The Town Crier article of May 23 declared that the Los Altos Parks and Recreation Commission had “nixed” the idea of a dog park (“Parks & Rec nixes dog park, pursues off-leash hours”).
This is incorrect. There was an earlier failed motion by the subcommittee suggesting that the Los Altos City Council consider the 10,000-square-foot expansion area at the new Hillview Community Center for a fenced-in dog park. This motion was based on its studies, the wishes of residents and the results of the survey, which overwhelmingly showed 38 percent more people wanted a dog park over off-leash hours.
The subcommittee also recommended that off-leash dogs not be allowed on sports fields for obvious health benefits for children at play and family gatherings on the grass, disqualifying Grant Park and a few others.
The subcommittee motion failed, since it was overtaken by the chairman in favor of off-leash hours. He forcefully steered the commission to favor his personal desires, ignoring the recommendations of the subcommittee, residents’ input and survey results, since he lives near Grant Park and likes to walk his dog there in the mornings.
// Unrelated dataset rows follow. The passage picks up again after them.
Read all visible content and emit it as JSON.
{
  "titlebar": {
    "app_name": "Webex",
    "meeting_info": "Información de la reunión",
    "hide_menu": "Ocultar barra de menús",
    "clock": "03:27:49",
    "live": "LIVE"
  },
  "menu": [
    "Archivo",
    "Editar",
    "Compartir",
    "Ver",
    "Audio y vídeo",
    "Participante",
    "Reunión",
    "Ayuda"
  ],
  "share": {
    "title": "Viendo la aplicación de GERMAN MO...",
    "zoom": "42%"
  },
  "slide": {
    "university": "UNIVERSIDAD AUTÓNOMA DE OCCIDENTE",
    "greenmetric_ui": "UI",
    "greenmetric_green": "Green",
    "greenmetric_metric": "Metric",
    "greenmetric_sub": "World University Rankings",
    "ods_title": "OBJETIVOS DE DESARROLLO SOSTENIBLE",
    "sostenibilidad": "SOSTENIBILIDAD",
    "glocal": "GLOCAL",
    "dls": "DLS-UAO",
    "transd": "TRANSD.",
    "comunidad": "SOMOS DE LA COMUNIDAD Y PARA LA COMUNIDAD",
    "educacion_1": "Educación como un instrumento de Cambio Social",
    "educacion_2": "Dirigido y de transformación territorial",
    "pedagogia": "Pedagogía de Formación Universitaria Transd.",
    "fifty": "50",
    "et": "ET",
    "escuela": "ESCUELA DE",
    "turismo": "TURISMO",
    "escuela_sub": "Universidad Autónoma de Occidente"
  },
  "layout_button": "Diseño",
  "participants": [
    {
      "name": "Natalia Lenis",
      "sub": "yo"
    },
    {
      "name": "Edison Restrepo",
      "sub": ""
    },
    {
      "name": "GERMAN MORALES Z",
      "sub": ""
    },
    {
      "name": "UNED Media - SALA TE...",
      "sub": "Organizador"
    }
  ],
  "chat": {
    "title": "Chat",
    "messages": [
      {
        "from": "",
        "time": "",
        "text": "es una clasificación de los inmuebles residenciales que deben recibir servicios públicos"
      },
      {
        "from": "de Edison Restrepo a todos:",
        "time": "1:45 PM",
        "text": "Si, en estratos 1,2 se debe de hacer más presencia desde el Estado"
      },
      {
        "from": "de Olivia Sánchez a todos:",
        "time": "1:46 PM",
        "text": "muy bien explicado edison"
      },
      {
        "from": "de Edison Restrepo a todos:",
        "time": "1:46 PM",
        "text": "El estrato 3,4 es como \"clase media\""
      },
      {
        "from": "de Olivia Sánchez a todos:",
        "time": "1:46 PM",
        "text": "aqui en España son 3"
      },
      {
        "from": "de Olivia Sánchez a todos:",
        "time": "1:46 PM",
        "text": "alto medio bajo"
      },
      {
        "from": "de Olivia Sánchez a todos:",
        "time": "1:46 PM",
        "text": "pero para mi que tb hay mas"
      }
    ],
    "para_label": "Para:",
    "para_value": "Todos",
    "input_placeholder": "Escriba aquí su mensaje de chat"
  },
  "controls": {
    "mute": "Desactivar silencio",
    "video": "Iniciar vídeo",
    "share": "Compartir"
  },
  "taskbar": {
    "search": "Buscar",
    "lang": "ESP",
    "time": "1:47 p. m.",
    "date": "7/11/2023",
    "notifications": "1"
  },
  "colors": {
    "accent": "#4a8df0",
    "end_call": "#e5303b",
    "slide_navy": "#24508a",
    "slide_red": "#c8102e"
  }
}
Is this the way democracy is supposed to work? It’s time for the chairman to stop pushing his personal agenda and listen to residents’ input and survey results.
LASD lacks need, funds for 10th campus
As a four-year new parent to the community, I have learned a lot about the ongoing battle over the school facilities. After all of the extensive research and analysis I have done, I am strongly against the proposal to purchase a 10th site. The Los Altos School District doesn’t have the need or the funding to support a 10th site. Here is why:
• The enrollment growth doesn’t show the need for a new school. The most recent demographer report has indicated very clearly that the medium scenario for enrollment in the Los Altos School District is a decline of 78 students now through 2025. This number has taken into consideration all of the approved-to-be-built, completed and work-in-progress projects in the north of El Camino Real area, which accounts for 208 students.
In other words, based on all expected projects, it is highly likely that what the district has today is what the district will have for the next seven years, if not less. So a 10th site is not a must-have for the foreseeable future.
• Financially, the district doesn’t have the funds to support its plan. Below is the math based on the district’s proposed cost included in the draft master plan: Existing campus improvement – $207.6 million; new 900-student campus – $57 million (the master plan footnote indicated that it’s likely to be $65 million); middle-school conversion – $16.4 million; total – $281 million (or $289 million).
However, $57 million for the new 900-student campus is way underestimated. My calculation with a conservative estimate on the land and the construction, etc., after the $97 million contribution from Mountain View, will be in the range of $105 million to $125 million. So basically, the district has a plan to spend $329 million to $349 million, when it only has $150 million of Measure N money.
I strongly request that the Los Altos School District make judicious use of taxpayers’ money and come up with a solution based on the resources it has today. The details of my calculation and all supporting information can be found at nextdoor.com/news_feed/?post=83214013.